[Page and application data records]
• • • • •

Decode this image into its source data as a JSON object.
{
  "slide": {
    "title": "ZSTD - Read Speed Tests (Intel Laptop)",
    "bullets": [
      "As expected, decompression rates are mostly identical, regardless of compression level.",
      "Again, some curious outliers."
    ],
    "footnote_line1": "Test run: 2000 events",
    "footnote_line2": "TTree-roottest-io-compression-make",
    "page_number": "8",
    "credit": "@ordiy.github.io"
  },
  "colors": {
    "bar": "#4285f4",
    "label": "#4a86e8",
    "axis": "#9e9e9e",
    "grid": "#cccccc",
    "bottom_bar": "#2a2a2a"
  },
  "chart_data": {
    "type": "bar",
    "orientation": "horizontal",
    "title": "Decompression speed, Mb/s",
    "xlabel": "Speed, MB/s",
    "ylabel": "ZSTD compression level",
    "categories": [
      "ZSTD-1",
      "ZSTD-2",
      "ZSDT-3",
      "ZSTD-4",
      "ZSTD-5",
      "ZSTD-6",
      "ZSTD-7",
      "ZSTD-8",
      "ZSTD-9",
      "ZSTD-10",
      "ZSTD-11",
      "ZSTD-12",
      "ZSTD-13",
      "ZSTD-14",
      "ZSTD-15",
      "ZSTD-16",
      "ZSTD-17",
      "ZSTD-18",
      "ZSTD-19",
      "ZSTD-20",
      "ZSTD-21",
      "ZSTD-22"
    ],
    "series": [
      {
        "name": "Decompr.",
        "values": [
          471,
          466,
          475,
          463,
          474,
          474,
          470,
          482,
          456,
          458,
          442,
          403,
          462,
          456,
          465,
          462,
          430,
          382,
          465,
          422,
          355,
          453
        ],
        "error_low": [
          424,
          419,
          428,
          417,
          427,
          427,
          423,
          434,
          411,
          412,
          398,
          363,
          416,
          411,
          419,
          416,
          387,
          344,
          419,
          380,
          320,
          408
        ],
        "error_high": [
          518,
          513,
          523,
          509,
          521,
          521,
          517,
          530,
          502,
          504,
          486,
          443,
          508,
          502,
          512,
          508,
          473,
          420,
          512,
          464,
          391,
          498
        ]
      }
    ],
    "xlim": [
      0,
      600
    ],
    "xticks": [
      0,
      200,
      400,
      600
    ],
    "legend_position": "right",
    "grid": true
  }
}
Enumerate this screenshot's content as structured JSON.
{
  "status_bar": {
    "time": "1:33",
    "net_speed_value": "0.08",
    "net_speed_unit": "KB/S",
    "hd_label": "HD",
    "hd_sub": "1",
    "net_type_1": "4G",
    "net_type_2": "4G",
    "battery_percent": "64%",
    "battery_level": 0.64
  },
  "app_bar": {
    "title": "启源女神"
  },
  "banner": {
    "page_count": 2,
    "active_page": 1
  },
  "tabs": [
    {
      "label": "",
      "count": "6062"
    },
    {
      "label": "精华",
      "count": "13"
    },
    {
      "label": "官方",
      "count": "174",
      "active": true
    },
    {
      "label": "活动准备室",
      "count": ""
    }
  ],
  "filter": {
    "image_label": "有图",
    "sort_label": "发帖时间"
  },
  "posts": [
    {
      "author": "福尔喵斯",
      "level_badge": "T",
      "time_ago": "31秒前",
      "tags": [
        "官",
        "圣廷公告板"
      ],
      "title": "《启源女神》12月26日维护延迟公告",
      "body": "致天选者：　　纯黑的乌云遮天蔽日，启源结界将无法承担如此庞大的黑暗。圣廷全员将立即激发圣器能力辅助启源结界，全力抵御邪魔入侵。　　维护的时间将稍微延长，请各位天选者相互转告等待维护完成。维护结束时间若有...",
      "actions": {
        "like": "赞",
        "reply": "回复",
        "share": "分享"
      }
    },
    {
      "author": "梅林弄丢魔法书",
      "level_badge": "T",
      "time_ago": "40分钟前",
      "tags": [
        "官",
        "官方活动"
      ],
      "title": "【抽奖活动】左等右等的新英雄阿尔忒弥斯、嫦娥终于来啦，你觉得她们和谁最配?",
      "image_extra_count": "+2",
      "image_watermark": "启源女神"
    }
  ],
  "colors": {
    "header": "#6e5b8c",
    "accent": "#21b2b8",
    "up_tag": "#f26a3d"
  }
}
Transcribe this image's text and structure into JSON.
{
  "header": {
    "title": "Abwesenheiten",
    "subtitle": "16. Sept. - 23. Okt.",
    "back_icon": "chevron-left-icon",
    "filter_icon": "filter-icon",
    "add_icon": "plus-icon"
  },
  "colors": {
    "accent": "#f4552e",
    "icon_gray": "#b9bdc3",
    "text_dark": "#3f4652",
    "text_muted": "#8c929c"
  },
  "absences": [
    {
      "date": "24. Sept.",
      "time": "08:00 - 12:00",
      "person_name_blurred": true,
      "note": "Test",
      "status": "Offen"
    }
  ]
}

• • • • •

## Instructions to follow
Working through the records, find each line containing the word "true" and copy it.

## Solution
    "grid": true
      "active": true
      "person_name_blurred": true,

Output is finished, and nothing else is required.